The whole listing, from first line to last: copy it exactly.

★ ★ ★ ★

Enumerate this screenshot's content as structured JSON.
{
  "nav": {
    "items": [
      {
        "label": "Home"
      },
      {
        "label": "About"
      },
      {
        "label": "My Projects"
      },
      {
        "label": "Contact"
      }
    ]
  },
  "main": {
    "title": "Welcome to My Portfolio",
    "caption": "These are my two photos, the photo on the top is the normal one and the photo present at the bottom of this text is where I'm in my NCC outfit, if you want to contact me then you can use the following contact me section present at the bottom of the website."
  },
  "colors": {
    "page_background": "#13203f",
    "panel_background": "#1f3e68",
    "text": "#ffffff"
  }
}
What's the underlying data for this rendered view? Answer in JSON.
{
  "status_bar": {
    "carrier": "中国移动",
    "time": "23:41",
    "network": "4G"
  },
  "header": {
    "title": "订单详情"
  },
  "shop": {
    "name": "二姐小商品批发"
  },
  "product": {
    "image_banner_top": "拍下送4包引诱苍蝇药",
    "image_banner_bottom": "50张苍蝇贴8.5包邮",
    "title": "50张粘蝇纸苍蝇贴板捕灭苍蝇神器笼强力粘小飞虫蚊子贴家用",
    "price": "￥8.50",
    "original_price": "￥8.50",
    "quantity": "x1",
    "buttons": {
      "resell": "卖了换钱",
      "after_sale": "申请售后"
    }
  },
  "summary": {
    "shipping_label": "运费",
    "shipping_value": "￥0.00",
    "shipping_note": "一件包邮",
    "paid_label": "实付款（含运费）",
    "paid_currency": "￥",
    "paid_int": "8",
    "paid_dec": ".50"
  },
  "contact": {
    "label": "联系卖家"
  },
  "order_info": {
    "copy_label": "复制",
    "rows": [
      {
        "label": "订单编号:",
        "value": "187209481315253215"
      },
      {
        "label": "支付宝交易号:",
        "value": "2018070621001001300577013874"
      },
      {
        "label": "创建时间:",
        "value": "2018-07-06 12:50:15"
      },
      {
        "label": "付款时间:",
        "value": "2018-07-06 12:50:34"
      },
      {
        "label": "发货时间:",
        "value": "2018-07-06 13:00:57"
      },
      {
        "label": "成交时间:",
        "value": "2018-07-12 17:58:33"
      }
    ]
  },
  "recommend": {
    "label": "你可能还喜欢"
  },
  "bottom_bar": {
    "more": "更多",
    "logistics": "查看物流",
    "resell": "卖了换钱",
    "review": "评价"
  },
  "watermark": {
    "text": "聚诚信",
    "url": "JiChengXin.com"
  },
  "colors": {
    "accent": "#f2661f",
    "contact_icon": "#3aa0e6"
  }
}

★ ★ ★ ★

_Task output_
Enumerate this screenshot's content as structured JSON.
{
  "nav": {
    "items": [
      {
        "label": "Home"
      },
      {
        "label": "About"
      },
      {
        "label": "My Projects"
      },
      {
        "label": "Contact"
      }
    ]
  },
  "main": {
    "title": "Welcome to My Portfolio",
    "caption": "These are my two photos, the photo on the top is the normal one and the photo present at the bottom of this text is where I'm in my NCC outfit, if you want to contact me then you can use the following contact me section present at the bottom of the website."
  },
  "colors": {
    "page_background": "#13203f",
    "panel_background": "#1f3e68",
    "text": "#ffffff"
  }
}
What's the underlying data for this rendered view? Answer in JSON.
{
  "status_bar": {
    "carrier": "中国移动",
    "time": "23:41",
    "network": "4G"
  },
  "header": {
    "title": "订单详情"
  },
  "shop": {
    "name": "二姐小商品批发"
  },
  "product": {
    "image_banner_top": "拍下送4包引诱苍蝇药",
    "image_banner_bottom": "50张苍蝇贴8.5包邮",
    "title": "50张粘蝇纸苍蝇贴板捕灭苍蝇神器笼强力粘小飞虫蚊子贴家用",
    "price": "￥8.50",
    "original_price": "￥8.50",
    "quantity": "x1",
    "buttons": {
      "resell": "卖了换钱",
      "after_sale": "申请售后"
    }
  },
  "summary": {
    "shipping_label": "运费",
    "shipping_value": "￥0.00",
    "shipping_note": "一件包邮",
    "paid_label": "实付款（含运费）",
    "paid_currency": "￥",
    "paid_int": "8",
    "paid_dec": ".50"
  },
  "contact": {
    "label": "联系卖家"
  },
  "order_info": {
    "copy_label": "复制",
    "rows": [
      {
        "label": "订单编号:",
        "value": "187209481315253215"
      },
      {
        "label": "支付宝交易号:",
        "value": "2018070621001001300577013874"
      },
      {
        "label": "创建时间:",
        "value": "2018-07-06 12:50:15"
      },
      {
        "label": "付款时间:",
        "value": "2018-07-06 12:50:34"
      },
      {
        "label": "发货时间:",
        "value": "2018-07-06 13:00:57"
      },
      {
        "label": "成交时间:",
        "value": "2018-07-12 17:58:33"
      }
    ]
  },
  "recommend": {
    "label": "你可能还喜欢"
  },
  "bottom_bar": {
    "more": "更多",
    "logistics": "查看物流",
    "resell": "卖了换钱",
    "review": "评价"
  },
  "watermark": {
    "text": "聚诚信",
    "url": "JiChengXin.com"
  },
  "colors": {
    "accent": "#f2661f",
    "contact_icon": "#3aa0e6"
  }
}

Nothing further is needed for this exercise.